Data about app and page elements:
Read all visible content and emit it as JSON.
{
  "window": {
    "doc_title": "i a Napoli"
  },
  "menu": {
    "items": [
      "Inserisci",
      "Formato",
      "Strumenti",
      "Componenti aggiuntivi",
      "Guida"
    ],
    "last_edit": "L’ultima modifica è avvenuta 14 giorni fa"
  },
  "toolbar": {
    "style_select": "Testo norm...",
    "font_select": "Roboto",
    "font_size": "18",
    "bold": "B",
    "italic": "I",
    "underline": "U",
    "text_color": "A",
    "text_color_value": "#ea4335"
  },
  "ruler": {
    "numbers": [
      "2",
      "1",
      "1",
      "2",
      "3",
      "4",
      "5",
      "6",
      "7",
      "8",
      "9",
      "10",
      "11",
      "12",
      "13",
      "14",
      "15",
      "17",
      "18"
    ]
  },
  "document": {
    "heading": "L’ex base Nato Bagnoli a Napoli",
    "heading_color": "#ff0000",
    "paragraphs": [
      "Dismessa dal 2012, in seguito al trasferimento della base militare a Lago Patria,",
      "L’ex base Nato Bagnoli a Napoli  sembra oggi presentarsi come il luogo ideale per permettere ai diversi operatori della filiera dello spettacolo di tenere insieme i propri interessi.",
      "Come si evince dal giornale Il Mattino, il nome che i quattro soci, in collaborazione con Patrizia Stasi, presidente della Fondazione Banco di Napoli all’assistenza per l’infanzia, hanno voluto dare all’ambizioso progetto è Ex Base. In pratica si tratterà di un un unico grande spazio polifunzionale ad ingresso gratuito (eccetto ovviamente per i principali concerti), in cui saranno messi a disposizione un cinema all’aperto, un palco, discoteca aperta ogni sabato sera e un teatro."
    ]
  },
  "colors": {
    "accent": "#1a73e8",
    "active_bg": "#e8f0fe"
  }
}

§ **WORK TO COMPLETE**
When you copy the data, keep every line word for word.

§ **RESPONSE**
Read all visible content and emit it as JSON.
{
  "window": {
    "doc_title": "i a Napoli"
  },
  "menu": {
    "items": [
      "Inserisci",
      "Formato",
      "Strumenti",
      "Componenti aggiuntivi",
      "Guida"
    ],
    "last_edit": "L’ultima modifica è avvenuta 14 giorni fa"
  },
  "toolbar": {
    "style_select": "Testo norm...",
    "font_select": "Roboto",
    "font_size": "18",
    "bold": "B",
    "italic": "I",
    "underline": "U",
    "text_color": "A",
    "text_color_value": "#ea4335"
  },
  "ruler": {
    "numbers": [
      "2",
      "1",
      "1",
      "2",
      "3",
      "4",
      "5",
      "6",
      "7",
      "8",
      "9",
      "10",
      "11",
      "12",
      "13",
      "14",
      "15",
      "17",
      "18"
    ]
  },
  "document": {
    "heading": "L’ex base Nato Bagnoli a Napoli",
    "heading_color": "#ff0000",
    "paragraphs": [
      "Dismessa dal 2012, in seguito al trasferimento della base militare a Lago Patria,",
      "L’ex base Nato Bagnoli a Napoli  sembra oggi presentarsi come il luogo ideale per permettere ai diversi operatori della filiera dello spettacolo di tenere insieme i propri interessi.",
      "Come si evince dal giornale Il Mattino, il nome che i quattro soci, in collaborazione con Patrizia Stasi, presidente della Fondazione Banco di Napoli all’assistenza per l’infanzia, hanno voluto dare all’ambizioso progetto è Ex Base. In pratica si tratterà di un un unico grande spazio polifunzionale ad ingresso gratuito (eccetto ovviamente per i principali concerti), in cui saranno messi a disposizione un cinema all’aperto, un palco, discoteca aperta ogni sabato sera e un teatro."
    ]
  },
  "colors": {
    "accent": "#1a73e8",
    "active_bg": "#e8f0fe"
  }
}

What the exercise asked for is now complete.